▸ What you should do
Scan the records for the word "value". Copy each line that includes it.

▸ Recorded information
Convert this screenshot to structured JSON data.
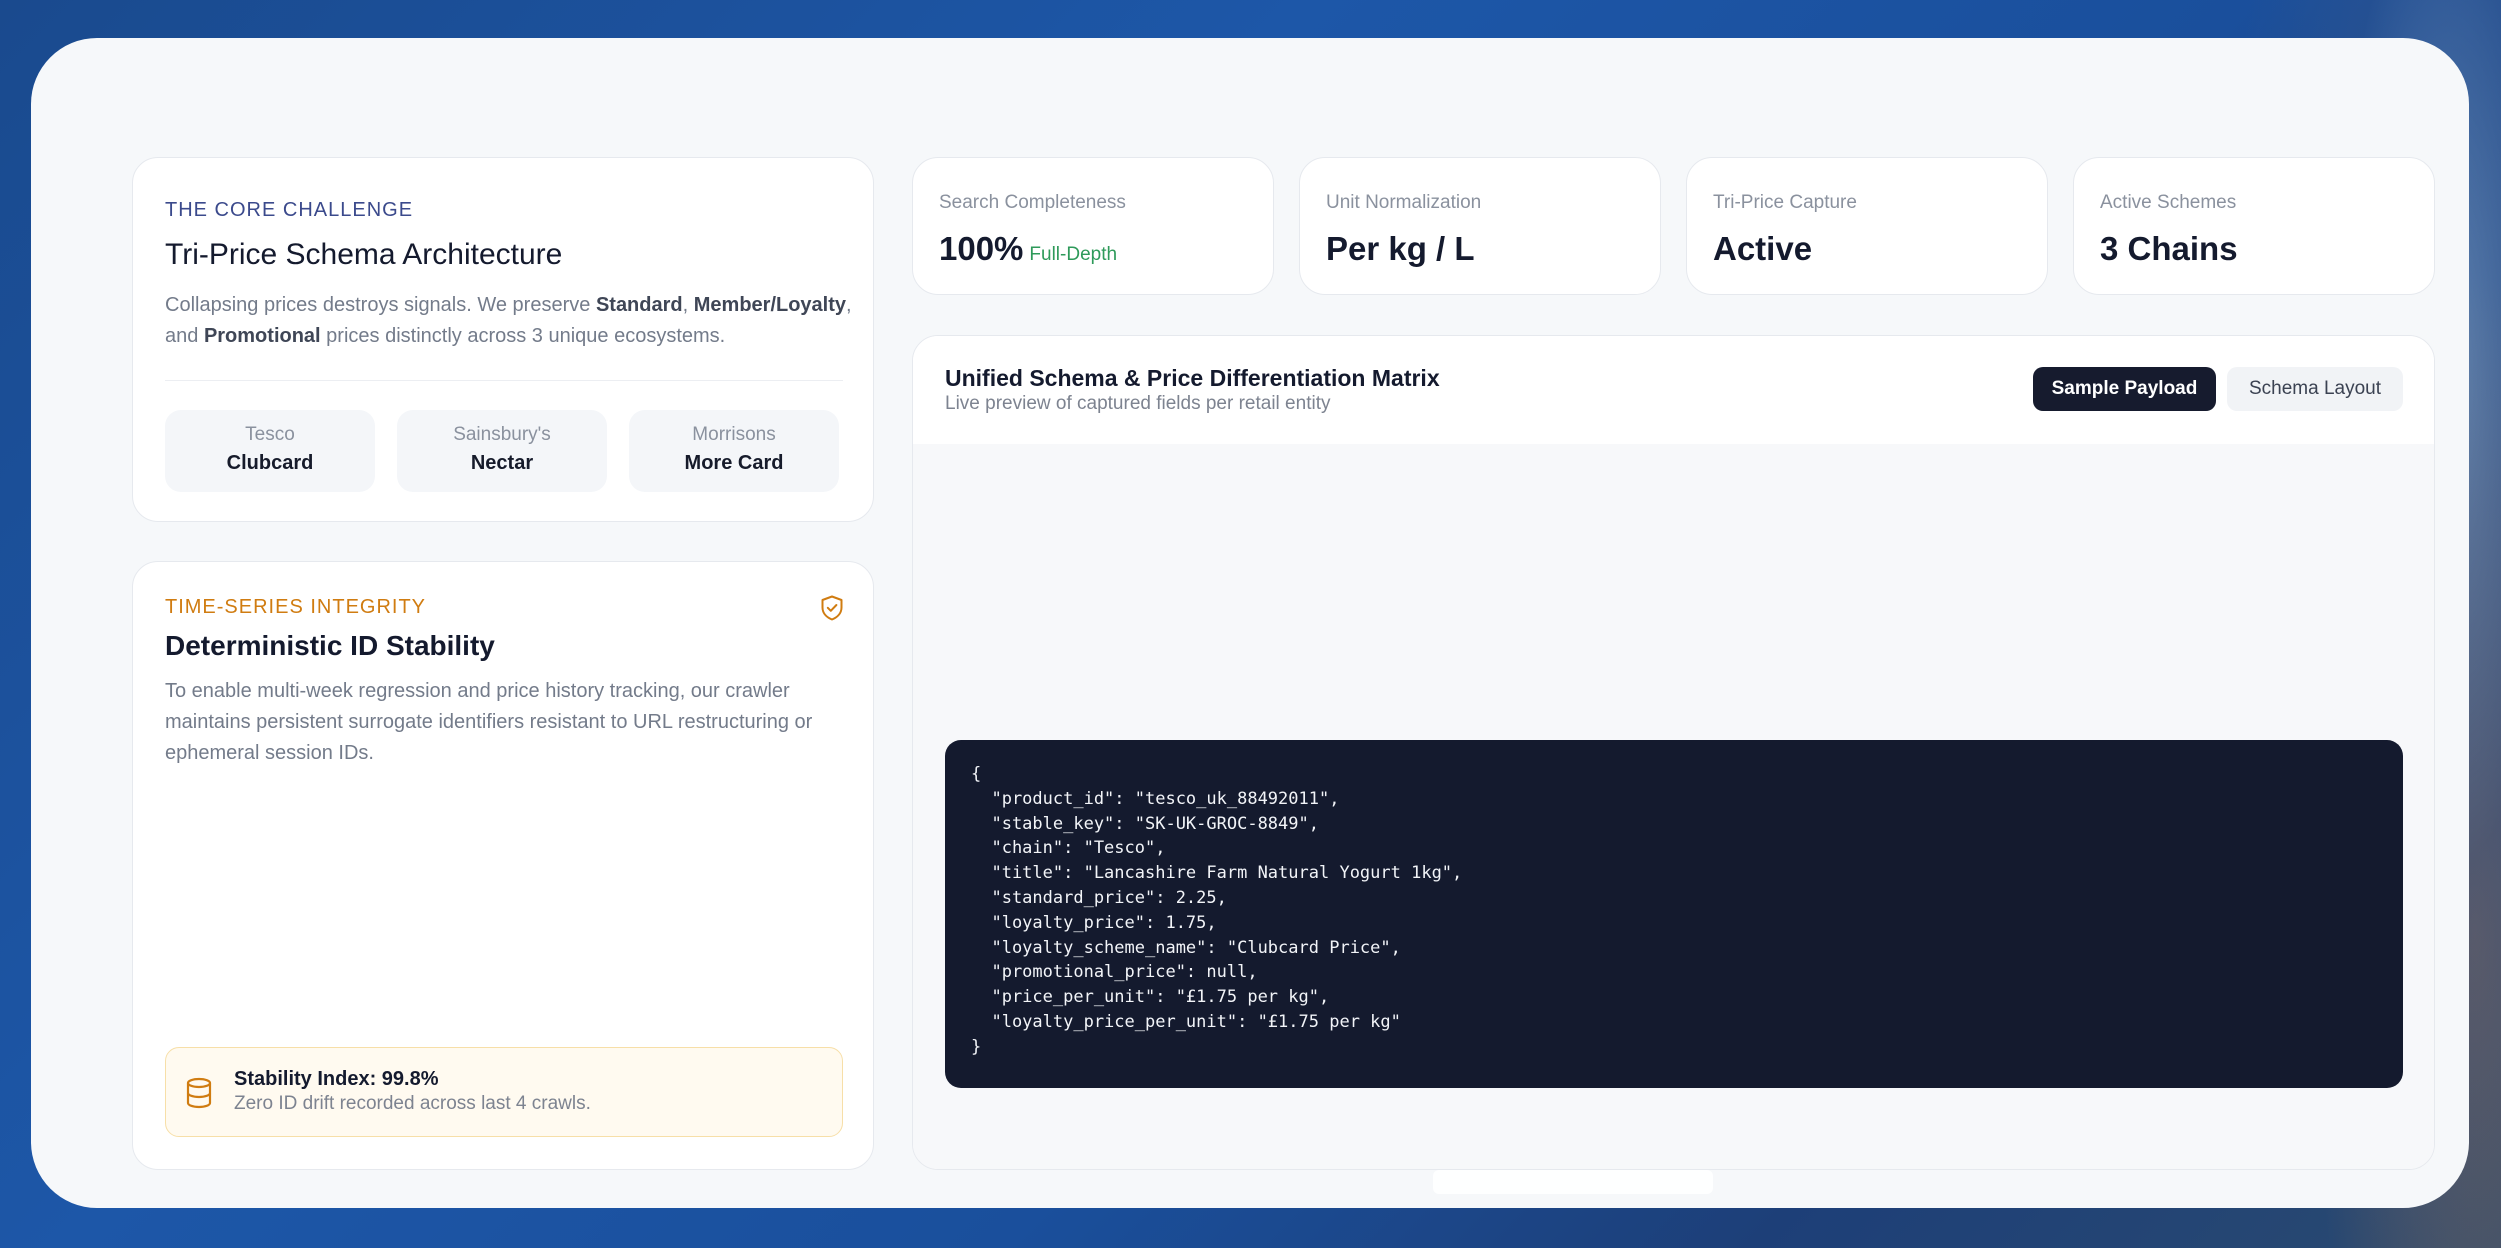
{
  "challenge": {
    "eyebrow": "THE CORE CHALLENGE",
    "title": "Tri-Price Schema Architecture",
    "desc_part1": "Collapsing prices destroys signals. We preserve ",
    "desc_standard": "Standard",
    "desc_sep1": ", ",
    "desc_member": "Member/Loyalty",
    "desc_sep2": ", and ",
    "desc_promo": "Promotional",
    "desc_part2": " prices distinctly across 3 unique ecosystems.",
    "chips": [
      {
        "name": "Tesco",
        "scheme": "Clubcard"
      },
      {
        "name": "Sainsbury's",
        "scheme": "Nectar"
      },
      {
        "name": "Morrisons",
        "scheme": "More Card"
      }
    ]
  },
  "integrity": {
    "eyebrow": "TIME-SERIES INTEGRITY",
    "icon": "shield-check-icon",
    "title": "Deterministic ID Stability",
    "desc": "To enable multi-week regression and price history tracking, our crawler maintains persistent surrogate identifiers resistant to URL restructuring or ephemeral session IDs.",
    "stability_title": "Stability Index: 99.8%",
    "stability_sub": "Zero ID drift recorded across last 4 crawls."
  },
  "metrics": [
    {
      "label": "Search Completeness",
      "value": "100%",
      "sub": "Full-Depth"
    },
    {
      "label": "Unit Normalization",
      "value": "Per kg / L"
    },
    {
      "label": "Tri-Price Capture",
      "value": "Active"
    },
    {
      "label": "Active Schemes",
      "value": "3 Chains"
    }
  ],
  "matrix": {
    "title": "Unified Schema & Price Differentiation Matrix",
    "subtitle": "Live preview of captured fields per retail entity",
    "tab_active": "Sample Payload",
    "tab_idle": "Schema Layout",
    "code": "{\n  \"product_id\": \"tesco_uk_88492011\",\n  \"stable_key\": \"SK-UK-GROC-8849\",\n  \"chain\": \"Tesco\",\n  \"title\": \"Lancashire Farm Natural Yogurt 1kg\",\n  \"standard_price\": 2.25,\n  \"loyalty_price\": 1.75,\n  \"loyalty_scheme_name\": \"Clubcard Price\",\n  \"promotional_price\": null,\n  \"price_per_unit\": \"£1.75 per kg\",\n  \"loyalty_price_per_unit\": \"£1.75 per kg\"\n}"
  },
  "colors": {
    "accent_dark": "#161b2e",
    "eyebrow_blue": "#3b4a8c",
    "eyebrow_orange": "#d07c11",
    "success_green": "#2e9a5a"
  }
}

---

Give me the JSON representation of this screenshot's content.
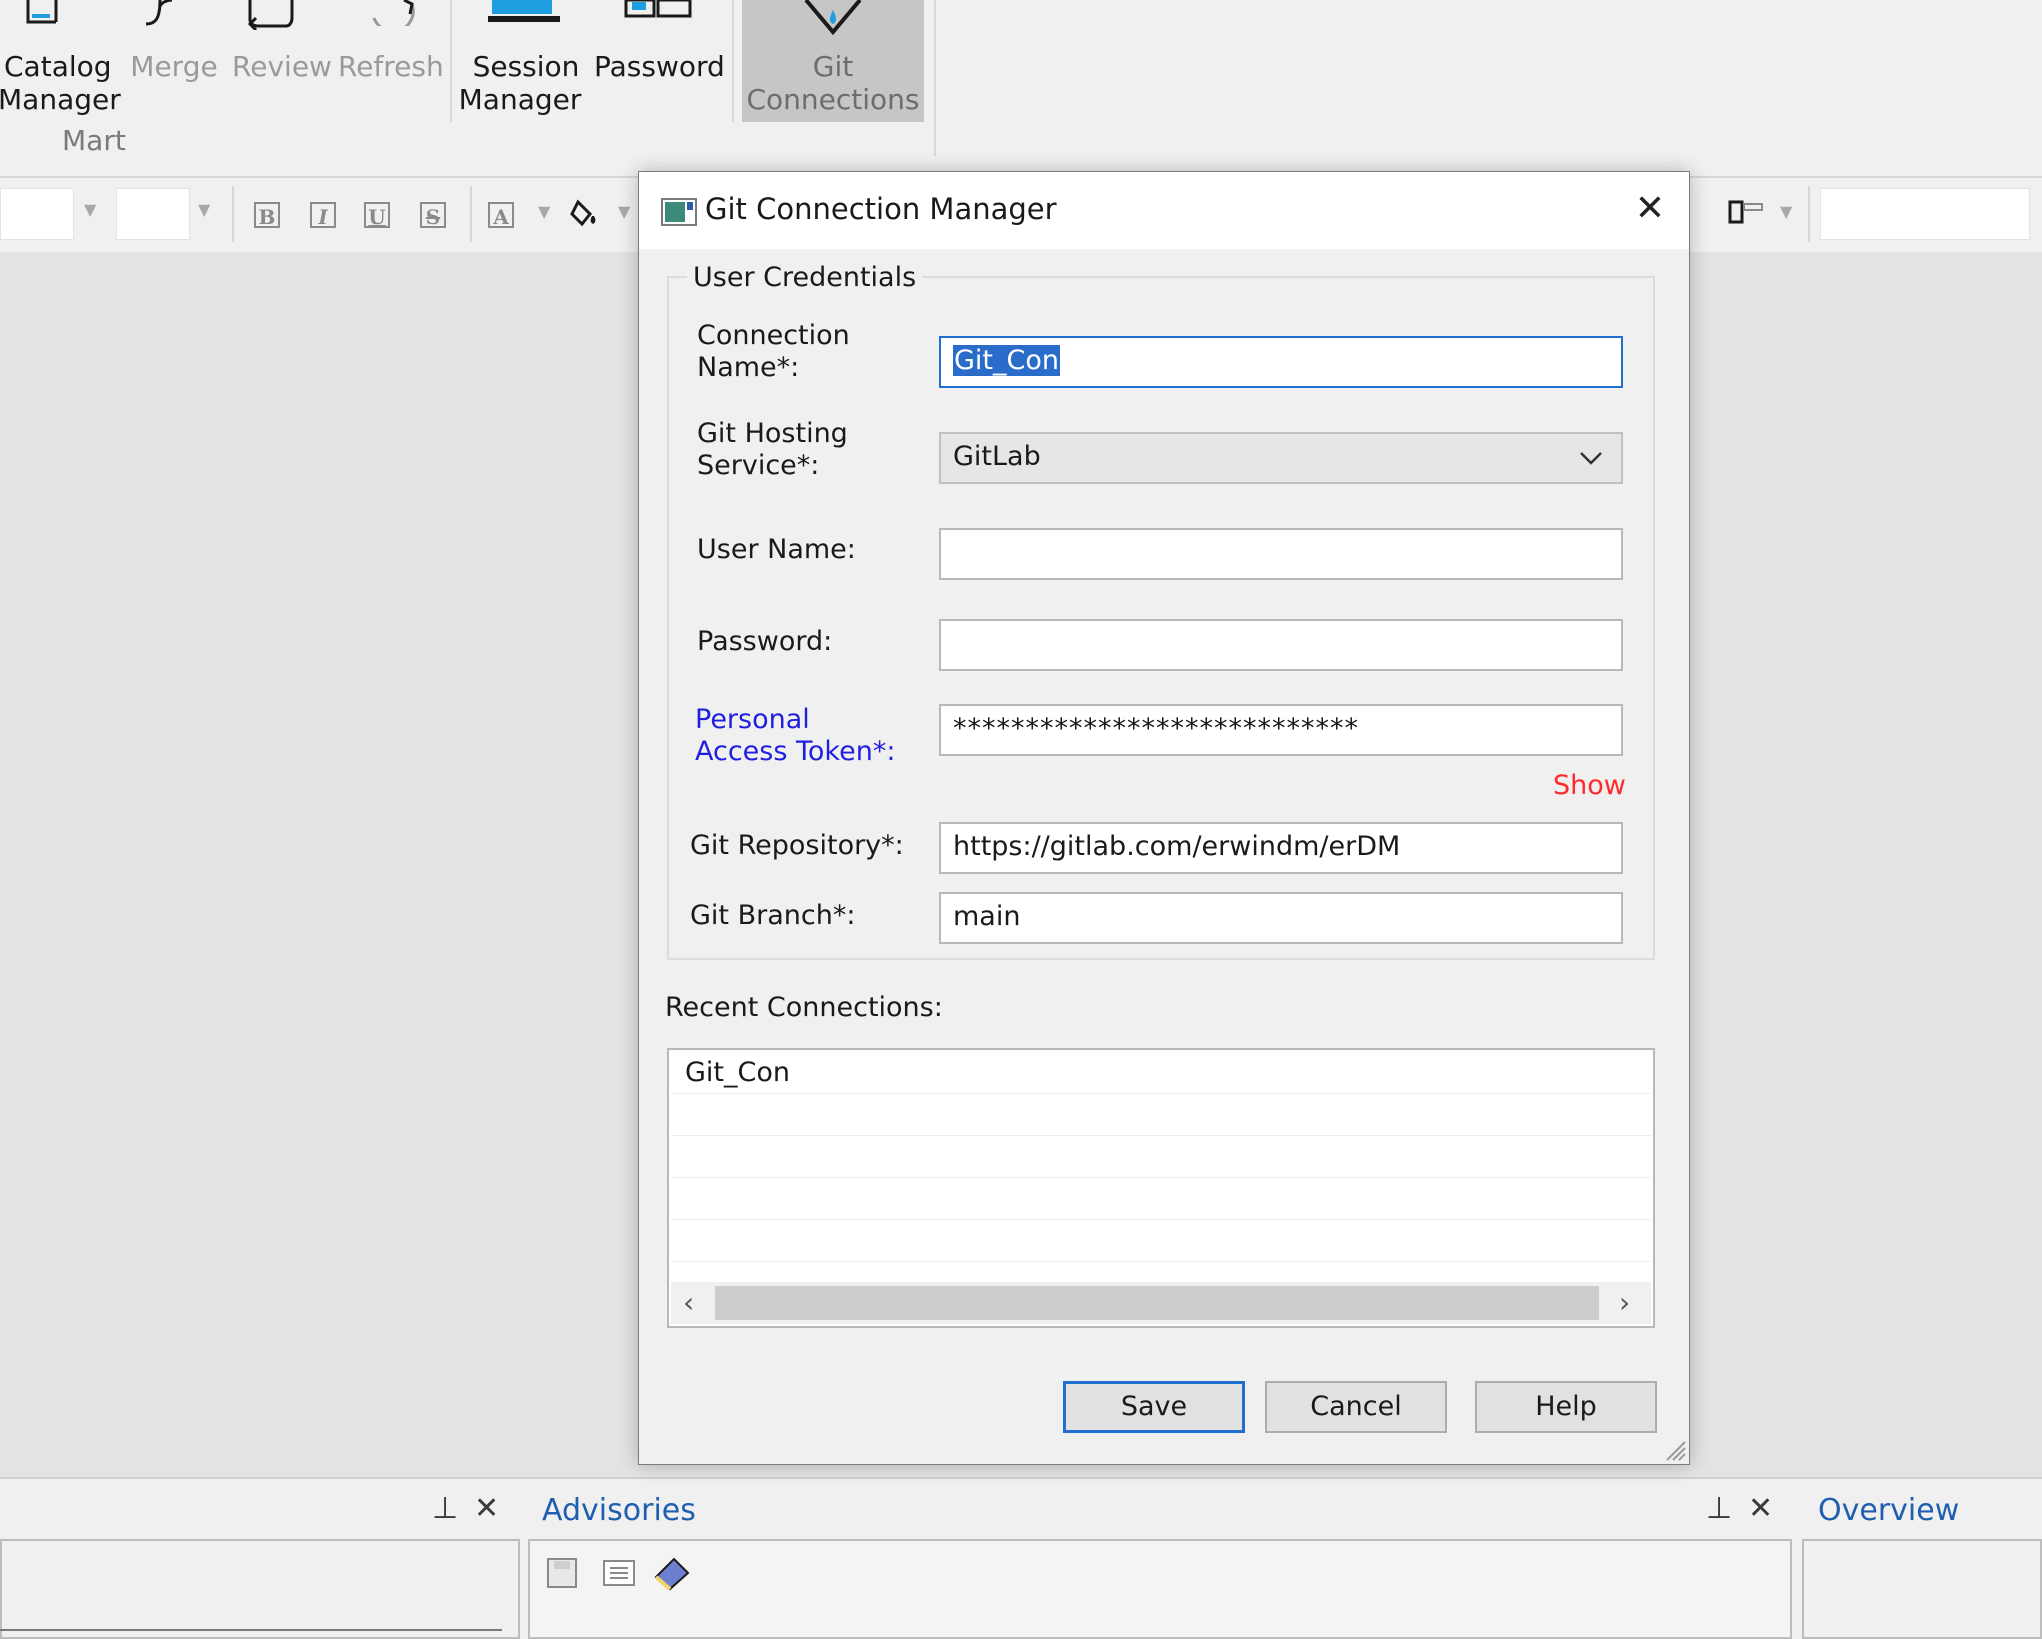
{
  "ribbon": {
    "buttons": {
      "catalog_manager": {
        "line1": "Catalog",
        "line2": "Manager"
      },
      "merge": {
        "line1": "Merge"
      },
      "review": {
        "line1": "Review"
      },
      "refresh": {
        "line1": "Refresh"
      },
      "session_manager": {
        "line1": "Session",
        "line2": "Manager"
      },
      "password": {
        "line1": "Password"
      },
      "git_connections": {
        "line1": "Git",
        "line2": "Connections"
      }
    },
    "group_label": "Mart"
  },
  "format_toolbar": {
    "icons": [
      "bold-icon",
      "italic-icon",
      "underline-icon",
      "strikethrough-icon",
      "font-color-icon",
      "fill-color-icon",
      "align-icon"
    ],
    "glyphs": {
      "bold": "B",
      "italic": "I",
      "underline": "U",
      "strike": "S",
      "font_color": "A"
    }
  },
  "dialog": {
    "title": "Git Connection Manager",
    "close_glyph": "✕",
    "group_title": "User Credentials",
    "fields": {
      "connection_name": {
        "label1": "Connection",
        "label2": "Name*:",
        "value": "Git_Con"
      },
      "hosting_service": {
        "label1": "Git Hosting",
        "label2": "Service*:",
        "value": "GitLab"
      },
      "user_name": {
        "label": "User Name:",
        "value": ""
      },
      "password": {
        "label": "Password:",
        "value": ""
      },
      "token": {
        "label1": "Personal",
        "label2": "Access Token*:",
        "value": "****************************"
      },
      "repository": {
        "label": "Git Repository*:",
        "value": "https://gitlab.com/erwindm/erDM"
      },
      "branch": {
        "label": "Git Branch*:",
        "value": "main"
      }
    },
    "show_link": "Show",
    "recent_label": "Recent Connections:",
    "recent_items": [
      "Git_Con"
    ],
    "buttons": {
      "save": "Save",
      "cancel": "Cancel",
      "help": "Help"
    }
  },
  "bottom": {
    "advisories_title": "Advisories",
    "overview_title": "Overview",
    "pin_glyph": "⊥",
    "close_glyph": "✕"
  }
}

▸ Worked solution
      "value": "100%",
      "value": "Per kg / L"
      "value": "Active"
      "value": "3 Chains"
        "value": "Git_Con"
        "value": "GitLab"
        "value": ""
        "value": ""
        "value": "****************************"
        "value": "https://gitlab.com/erwindm/erDM"
        "value": "main"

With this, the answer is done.